[TASK DETAILS]:
Read through the lines below and copy the ones holding the string "true".

[INPUT RECORDS]:
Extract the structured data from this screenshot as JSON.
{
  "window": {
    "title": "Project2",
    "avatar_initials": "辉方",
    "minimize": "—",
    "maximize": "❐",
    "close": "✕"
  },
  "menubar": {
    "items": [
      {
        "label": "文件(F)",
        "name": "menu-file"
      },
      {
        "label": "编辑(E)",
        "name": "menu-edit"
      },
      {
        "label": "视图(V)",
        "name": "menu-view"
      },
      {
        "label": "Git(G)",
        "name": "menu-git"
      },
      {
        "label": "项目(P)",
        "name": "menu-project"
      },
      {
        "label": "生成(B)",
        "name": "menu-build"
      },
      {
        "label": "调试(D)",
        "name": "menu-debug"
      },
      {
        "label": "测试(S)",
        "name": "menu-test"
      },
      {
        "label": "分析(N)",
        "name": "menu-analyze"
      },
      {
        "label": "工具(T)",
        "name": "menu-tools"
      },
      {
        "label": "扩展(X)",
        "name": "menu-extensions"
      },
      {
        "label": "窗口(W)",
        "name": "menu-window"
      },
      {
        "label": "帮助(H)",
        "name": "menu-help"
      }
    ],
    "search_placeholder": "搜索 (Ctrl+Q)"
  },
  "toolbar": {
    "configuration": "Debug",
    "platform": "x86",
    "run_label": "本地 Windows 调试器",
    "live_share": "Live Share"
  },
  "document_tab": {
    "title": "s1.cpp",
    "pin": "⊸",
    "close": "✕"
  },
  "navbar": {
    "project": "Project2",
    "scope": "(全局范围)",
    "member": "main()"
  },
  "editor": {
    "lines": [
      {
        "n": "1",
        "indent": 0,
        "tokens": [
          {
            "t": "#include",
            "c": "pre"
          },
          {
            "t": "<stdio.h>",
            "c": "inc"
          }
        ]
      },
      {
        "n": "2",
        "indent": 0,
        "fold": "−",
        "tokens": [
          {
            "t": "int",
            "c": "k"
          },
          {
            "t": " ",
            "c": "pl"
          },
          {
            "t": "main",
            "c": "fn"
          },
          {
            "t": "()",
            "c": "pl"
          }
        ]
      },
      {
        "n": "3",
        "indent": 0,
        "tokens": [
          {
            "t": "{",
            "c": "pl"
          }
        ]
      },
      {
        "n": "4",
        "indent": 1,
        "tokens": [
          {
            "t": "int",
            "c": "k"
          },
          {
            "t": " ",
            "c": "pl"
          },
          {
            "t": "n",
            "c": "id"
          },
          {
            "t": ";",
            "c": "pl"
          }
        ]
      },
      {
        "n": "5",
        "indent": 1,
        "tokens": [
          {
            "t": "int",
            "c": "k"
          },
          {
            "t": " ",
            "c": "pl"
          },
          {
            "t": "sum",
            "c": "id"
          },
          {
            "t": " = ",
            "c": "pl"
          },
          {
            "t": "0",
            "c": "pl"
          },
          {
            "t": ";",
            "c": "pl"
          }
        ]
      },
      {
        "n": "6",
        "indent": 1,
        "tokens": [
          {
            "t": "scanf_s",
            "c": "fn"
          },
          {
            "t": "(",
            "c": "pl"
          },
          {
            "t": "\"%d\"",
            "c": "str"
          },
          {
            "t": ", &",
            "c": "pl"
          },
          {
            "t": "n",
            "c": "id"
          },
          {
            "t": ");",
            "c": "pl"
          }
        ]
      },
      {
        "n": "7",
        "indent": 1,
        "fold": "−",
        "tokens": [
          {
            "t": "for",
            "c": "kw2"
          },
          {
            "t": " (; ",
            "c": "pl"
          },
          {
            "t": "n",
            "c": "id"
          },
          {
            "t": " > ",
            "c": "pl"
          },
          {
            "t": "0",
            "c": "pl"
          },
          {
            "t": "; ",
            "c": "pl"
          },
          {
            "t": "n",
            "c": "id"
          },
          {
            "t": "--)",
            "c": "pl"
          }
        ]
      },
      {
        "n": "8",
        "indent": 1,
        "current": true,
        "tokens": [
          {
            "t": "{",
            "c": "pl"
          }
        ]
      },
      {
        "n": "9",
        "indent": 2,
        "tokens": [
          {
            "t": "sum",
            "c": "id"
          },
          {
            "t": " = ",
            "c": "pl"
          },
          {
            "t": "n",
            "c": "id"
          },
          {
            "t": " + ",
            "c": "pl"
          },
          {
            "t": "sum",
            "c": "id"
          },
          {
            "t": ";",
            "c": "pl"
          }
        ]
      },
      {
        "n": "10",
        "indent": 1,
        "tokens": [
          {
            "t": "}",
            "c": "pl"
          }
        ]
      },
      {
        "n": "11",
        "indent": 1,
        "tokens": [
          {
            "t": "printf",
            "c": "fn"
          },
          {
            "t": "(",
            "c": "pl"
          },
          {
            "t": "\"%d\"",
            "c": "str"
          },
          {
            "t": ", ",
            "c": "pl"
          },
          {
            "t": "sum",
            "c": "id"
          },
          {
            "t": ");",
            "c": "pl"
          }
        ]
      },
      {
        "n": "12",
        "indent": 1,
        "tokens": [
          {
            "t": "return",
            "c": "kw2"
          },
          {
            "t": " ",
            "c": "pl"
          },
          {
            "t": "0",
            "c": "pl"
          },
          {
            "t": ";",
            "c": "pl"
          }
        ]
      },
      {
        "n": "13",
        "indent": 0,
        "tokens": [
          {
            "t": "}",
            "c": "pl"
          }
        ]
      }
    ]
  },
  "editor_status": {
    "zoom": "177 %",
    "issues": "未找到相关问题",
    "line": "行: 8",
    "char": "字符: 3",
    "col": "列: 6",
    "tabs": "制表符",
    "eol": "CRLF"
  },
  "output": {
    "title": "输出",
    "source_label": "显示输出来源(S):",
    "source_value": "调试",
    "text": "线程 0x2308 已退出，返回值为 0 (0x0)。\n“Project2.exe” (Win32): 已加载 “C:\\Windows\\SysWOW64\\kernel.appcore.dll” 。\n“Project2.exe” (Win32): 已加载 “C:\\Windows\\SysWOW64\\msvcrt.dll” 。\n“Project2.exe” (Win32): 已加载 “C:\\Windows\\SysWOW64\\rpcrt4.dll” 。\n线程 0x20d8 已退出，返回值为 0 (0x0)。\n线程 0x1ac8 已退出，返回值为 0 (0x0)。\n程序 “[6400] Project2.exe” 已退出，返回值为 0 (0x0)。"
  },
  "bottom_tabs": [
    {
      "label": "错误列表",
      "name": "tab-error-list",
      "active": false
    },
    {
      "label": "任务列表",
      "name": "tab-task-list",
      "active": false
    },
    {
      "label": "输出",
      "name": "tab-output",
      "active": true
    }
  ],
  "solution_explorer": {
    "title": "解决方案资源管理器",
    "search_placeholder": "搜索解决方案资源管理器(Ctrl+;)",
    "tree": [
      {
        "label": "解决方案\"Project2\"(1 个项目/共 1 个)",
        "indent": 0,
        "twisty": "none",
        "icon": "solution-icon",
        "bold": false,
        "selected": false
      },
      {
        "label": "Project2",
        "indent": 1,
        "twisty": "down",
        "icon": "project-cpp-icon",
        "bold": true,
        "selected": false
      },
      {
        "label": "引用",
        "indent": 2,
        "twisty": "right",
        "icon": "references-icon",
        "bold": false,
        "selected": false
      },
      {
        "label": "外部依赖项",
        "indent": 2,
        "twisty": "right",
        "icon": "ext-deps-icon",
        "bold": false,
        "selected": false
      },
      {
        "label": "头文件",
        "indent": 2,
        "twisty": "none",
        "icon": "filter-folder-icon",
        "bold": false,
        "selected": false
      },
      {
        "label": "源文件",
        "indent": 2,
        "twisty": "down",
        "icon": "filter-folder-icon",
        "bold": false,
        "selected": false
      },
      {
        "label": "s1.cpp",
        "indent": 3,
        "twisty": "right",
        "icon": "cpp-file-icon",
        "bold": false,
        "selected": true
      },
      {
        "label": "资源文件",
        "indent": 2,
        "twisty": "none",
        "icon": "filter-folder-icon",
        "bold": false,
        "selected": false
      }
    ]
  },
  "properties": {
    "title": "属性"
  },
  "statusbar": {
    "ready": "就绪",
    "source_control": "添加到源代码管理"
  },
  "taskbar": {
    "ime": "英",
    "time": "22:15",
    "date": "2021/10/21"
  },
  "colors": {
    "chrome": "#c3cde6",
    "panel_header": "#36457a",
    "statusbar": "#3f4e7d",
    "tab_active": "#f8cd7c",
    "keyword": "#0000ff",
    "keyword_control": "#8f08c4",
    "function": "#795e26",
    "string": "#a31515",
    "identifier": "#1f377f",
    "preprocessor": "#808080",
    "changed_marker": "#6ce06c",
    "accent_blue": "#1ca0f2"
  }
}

[TASK SOLUTION]:
        "current": true,
      "active": true
        "bold": true,
        "selected": true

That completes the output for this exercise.